In the year 1859, David E. Henderson, Issac Morris and Jonathan Hemmingway families formed the nucleus for the town of Richville. Lured to this spot in 1861 come Thomas Rich (1817-1884) who had the honor of having the town named after him but moved to Porterville. David Henderson built the first log house down by the east canyon creek. When other families came they were advised by David Henderson to build on higher ground because of the flooding, which he had experienced from the 1860 spring runoff. This same year John H. Rich, Gillerpie Waldron and Solomon Conley joined the group, followed by Albert Douglas Dickson and a year later his two brothers, William and John and his father, Billa Dickson in 1862. Add to the list names of George W. Taggart, George Seaman, Henry and Morgan Hinman, and later on the Oluf Rose, Sanford Colson Porter, Baltzar Peterson, John Wood, Fredrick Clark, George Brough, and William Smith families and others who were attracted to this beautiful place. I have often wondered how they were able to communicate with each other as many were Scandinavia and others were English.

The first houses for many of these families were dugouts which let the rain in through the dirt roofs. As I have read the journals of many of the early settlers this was a common thing.
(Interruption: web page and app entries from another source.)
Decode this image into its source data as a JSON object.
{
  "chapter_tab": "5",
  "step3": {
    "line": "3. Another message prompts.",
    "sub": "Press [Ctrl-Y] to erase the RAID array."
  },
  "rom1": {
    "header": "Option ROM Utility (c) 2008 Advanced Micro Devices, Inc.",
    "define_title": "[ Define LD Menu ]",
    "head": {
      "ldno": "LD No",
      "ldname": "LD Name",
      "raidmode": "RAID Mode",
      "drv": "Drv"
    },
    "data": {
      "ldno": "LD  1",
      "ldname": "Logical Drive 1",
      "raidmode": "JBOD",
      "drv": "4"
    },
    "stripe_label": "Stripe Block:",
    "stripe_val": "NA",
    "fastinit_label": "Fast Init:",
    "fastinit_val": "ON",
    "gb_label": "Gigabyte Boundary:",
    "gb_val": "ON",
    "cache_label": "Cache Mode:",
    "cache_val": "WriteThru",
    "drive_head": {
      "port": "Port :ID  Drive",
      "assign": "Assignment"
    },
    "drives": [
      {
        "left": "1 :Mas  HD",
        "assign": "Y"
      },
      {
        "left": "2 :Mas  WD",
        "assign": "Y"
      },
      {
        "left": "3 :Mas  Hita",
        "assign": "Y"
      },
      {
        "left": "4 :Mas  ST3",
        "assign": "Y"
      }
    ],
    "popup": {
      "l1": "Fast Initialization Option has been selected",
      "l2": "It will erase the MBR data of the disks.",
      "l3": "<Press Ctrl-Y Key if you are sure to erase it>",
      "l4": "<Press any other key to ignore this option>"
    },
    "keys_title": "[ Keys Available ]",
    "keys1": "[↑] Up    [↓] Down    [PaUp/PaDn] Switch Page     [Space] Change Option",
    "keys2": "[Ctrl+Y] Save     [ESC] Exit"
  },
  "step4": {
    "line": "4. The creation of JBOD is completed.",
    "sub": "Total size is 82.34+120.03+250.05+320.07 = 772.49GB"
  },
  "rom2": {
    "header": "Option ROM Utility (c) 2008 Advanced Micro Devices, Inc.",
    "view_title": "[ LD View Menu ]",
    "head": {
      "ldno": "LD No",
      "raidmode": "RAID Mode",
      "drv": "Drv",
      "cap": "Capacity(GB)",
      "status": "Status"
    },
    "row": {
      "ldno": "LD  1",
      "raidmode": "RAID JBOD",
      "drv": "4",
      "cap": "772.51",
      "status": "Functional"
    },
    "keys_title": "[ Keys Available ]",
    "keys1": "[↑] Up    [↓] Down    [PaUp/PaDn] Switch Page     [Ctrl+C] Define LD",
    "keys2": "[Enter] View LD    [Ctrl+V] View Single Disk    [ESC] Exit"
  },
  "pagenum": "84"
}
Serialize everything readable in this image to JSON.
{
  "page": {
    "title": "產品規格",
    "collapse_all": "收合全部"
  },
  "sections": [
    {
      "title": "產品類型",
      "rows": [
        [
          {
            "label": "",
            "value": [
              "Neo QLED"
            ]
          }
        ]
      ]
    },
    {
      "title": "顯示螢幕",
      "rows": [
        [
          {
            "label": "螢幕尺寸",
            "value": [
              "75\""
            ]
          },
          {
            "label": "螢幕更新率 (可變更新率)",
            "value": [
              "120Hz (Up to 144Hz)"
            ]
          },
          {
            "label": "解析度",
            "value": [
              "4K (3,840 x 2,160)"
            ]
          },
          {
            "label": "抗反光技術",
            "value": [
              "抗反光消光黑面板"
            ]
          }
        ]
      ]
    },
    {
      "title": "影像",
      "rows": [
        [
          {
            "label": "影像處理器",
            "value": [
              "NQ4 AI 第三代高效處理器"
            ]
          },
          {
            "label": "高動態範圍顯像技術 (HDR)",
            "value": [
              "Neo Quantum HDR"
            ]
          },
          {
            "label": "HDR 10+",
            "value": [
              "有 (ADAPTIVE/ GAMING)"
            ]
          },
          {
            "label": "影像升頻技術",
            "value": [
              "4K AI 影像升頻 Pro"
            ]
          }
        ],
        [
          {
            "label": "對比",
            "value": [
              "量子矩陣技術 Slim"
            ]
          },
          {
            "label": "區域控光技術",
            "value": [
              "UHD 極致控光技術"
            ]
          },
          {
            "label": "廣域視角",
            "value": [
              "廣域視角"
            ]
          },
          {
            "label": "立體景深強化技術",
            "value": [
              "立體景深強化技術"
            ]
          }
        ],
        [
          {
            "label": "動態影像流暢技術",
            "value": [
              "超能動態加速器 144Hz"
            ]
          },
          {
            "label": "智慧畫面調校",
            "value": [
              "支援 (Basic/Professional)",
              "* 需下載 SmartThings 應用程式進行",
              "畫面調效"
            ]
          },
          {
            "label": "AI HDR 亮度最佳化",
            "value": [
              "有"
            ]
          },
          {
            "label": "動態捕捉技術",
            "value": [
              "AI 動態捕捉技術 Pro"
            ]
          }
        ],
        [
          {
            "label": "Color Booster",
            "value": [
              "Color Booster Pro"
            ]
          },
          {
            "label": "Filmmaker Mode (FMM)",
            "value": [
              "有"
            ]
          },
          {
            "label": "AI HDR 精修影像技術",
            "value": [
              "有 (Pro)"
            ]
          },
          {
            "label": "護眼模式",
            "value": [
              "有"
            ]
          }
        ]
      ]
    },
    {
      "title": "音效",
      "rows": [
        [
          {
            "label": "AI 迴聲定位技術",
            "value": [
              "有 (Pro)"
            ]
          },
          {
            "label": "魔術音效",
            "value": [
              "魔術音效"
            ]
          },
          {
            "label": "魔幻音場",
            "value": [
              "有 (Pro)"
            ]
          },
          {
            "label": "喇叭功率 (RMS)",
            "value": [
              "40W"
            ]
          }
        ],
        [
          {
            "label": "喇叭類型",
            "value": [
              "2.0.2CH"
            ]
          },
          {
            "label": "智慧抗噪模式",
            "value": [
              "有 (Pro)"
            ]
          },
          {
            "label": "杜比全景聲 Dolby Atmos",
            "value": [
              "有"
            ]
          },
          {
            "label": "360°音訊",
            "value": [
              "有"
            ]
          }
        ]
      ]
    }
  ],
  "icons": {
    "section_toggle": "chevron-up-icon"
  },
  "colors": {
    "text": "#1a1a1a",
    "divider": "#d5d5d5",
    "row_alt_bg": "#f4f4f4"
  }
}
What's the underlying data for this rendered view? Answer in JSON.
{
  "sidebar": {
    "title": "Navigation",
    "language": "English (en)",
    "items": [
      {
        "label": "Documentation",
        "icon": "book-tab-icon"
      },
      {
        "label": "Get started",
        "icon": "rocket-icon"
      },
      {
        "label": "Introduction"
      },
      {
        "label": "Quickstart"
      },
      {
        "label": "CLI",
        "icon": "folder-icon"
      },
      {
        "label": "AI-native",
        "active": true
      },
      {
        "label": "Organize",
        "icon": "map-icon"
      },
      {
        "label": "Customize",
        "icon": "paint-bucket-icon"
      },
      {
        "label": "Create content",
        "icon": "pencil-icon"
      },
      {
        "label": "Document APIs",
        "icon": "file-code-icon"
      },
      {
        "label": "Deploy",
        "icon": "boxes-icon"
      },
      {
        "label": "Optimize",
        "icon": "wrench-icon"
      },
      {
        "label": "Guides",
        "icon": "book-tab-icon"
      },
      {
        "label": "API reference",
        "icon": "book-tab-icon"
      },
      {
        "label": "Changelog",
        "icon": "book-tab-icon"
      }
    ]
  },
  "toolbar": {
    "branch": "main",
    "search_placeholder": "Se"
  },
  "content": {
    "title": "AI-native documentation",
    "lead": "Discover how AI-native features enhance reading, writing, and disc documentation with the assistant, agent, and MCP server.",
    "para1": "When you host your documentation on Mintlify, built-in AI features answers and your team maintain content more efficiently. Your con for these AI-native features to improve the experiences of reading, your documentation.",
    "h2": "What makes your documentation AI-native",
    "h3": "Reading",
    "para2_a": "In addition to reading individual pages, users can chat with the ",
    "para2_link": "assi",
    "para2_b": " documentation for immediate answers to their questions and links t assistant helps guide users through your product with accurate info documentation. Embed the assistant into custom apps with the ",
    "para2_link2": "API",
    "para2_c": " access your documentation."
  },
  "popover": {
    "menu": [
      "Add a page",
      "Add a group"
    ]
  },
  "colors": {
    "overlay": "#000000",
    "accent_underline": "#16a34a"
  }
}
Many have told of the mother giving birth to a child and having to have a blanket or canvas extended over her to keep the dripping water off of her as she would give birth to the child.

One story is told of a snake falling from the ceiling onto the dinner table as the family was eating. 

A lot of industry was going on at this time the Railroad, building of homes putting in an irrigation system and the saw mills in Hardscrabble. There was also a Stone Query were the stones for the Morgan Theater and for many other early homes which are still in use today. Richville irrigated company was formed and a Canal was dug by hand. 

They used a plank and a saucer of water to set the grade. The canal became the “Mill Race” for the Grist Mill later on.